Red Tamarillo Salad With Basil
It is South American native but you can grow it in your back yard from seed or a small plant bought in a nursery in your area.
It is a small-growing shrub or semi-woody tree reaching heights between 10-18 feet (3-5.5 mts.).
Tamarillo trees bloom in early spring, producing fragrant pink flowers. These blooms will eventually give way to small, oval or egg-shaped fruit, reminiscent of plum tomatoes—hence the tomato tree’s name.
Tamarillo Sesame Pork With Ginger
Tamarillo Loaf Cake
Baked Tamarillo With Maple Syrup And Crème Fraiche
- 2 English cucumbers (sliced into rounds)
- 1 red onion (thinly sliced)
- 2 cloves garlic (minced)
- 1/2 cup sour cream
- 1/2 cup plain greek yogurt
- 1 tablespoon fresh lemon juice
- 1 tablespoon fresh dill (chopped)
- 1/4 cup green onions
- 1/2 teaspoon sea salt (or to taste)
- 1/8 teaspoon black pepper (or to taste)
- Green onion and fresh dill
- In a small bowl, combine sour cream, greek yogurt, lemon juice, minced garlic, and dill. Add salt and pepper to taste. Stir and set aside.
- Slice cucumbers into thin rounds or half rounds if using large cucumbers. Place in a large mixing bowl.
- Add thinly sliced onion. Just before serving stir sauce into the salad and mix to coat cucumbers.
- After adding sauce, the salad will stay fresh for about 2-3 hours, after which it needs to be refrigerated.
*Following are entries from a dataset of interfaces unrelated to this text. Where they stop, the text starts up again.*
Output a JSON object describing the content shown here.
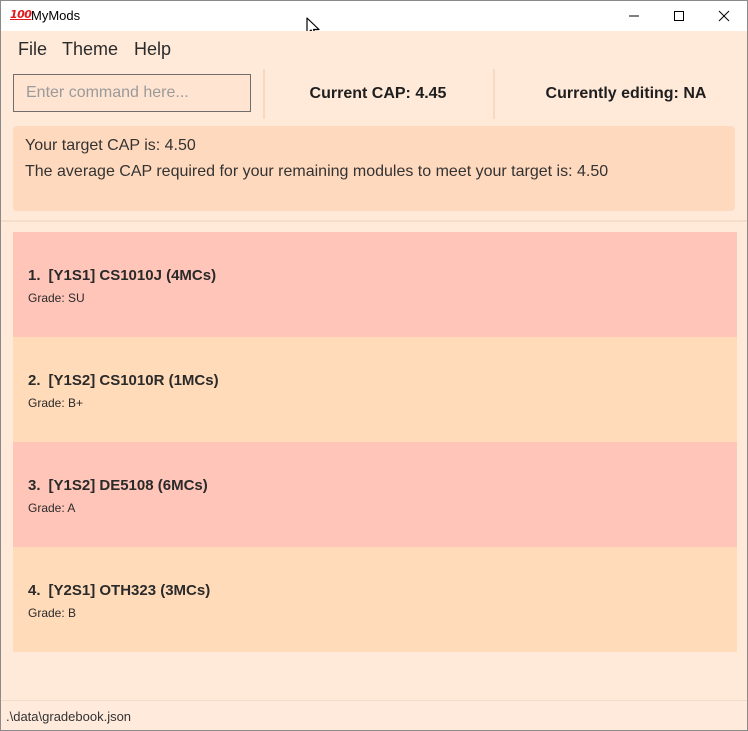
{
  "window": {
    "title": "MyMods",
    "icon": "hundred-points-icon",
    "icon_glyph": "100",
    "controls": [
      "minimize-icon",
      "maximize-icon",
      "close-icon"
    ]
  },
  "menu": {
    "file": "File",
    "theme": "Theme",
    "help": "Help"
  },
  "command": {
    "placeholder": "Enter command here...",
    "value": ""
  },
  "stats": {
    "current_cap": "Current CAP: 4.45",
    "currently_editing": "Currently editing: NA"
  },
  "target_info": {
    "line1": "Your target CAP is: 4.50",
    "line2": "The average CAP required for your remaining modules to meet your target is: 4.50"
  },
  "modules": [
    {
      "index": "1.",
      "title": "[Y1S1] CS1010J (4MCs)",
      "grade": "Grade: SU",
      "color": "#ffc5b8"
    },
    {
      "index": "2.",
      "title": "[Y1S2] CS1010R (1MCs)",
      "grade": "Grade: B+",
      "color": "#ffdbb9"
    },
    {
      "index": "3.",
      "title": "[Y1S2] DE5108 (6MCs)",
      "grade": "Grade: A",
      "color": "#ffc5b8"
    },
    {
      "index": "4.",
      "title": "[Y2S1] OTH323 (3MCs)",
      "grade": "Grade: B",
      "color": "#ffdbb9"
    }
  ],
  "status": {
    "file_path": ".\\data\\gradebook.json"
  },
  "colors": {
    "background": "#ffe9d9",
    "panel": "#ffd9bd",
    "module_red": "#ffc5b8",
    "module_orange": "#ffdbb9",
    "app_icon": "#e0191e"
  }
}
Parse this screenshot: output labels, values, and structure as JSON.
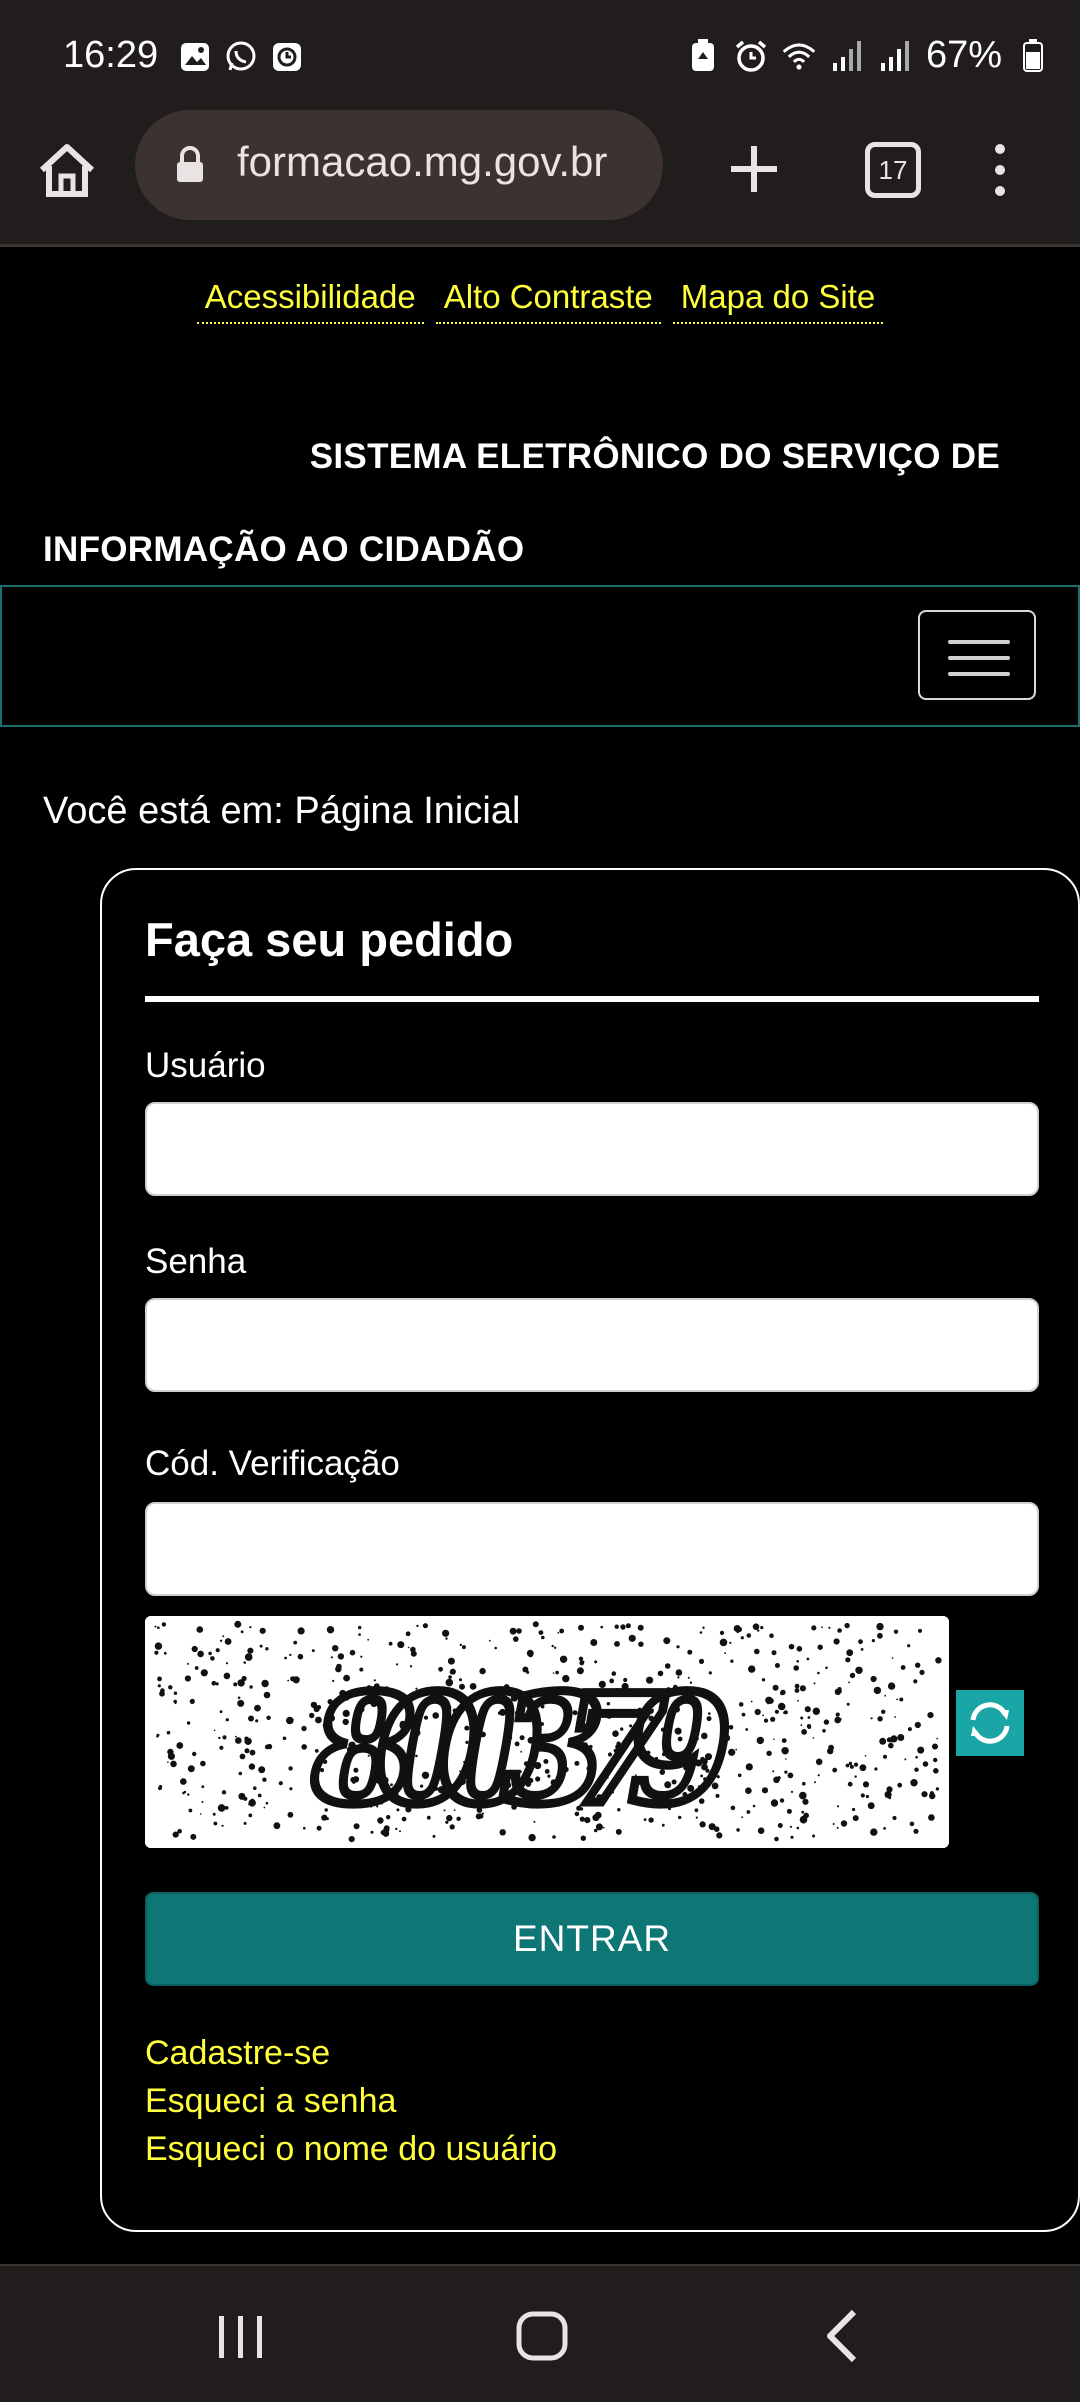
{
  "status_bar": {
    "time": "16:29",
    "battery": "67%",
    "left_icons": [
      "gallery-icon",
      "whatsapp-icon",
      "clock-app-icon"
    ],
    "right_icons": [
      "battery-saver-icon",
      "alarm-icon",
      "wifi-icon",
      "signal-icon",
      "signal-icon",
      "battery-icon"
    ]
  },
  "browser": {
    "url": "formacao.mg.gov.br",
    "tab_count": "17"
  },
  "accessibility_links": [
    "Acessibilidade",
    "Alto Contraste",
    "Mapa do Site"
  ],
  "site_title": {
    "line1": "SISTEMA ELETRÔNICO DO SERVIÇO DE",
    "line2": "INFORMAÇÃO AO CIDADÃO"
  },
  "breadcrumb": "Você está em: Página Inicial",
  "login": {
    "title": "Faça seu pedido",
    "username_label": "Usuário",
    "username_value": "",
    "password_label": "Senha",
    "password_value": "",
    "code_label": "Cód. Verificação",
    "code_value": "",
    "captcha_text": "800379",
    "submit_label": "ENTRAR",
    "links": [
      "Cadastre-se",
      "Esqueci a senha",
      "Esqueci o nome do usuário"
    ]
  },
  "colors": {
    "link_yellow": "#ffff3c",
    "teal": "#0f7676",
    "chrome": "#211d1c"
  }
}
- Garnish with chopped green onions and dill before serving.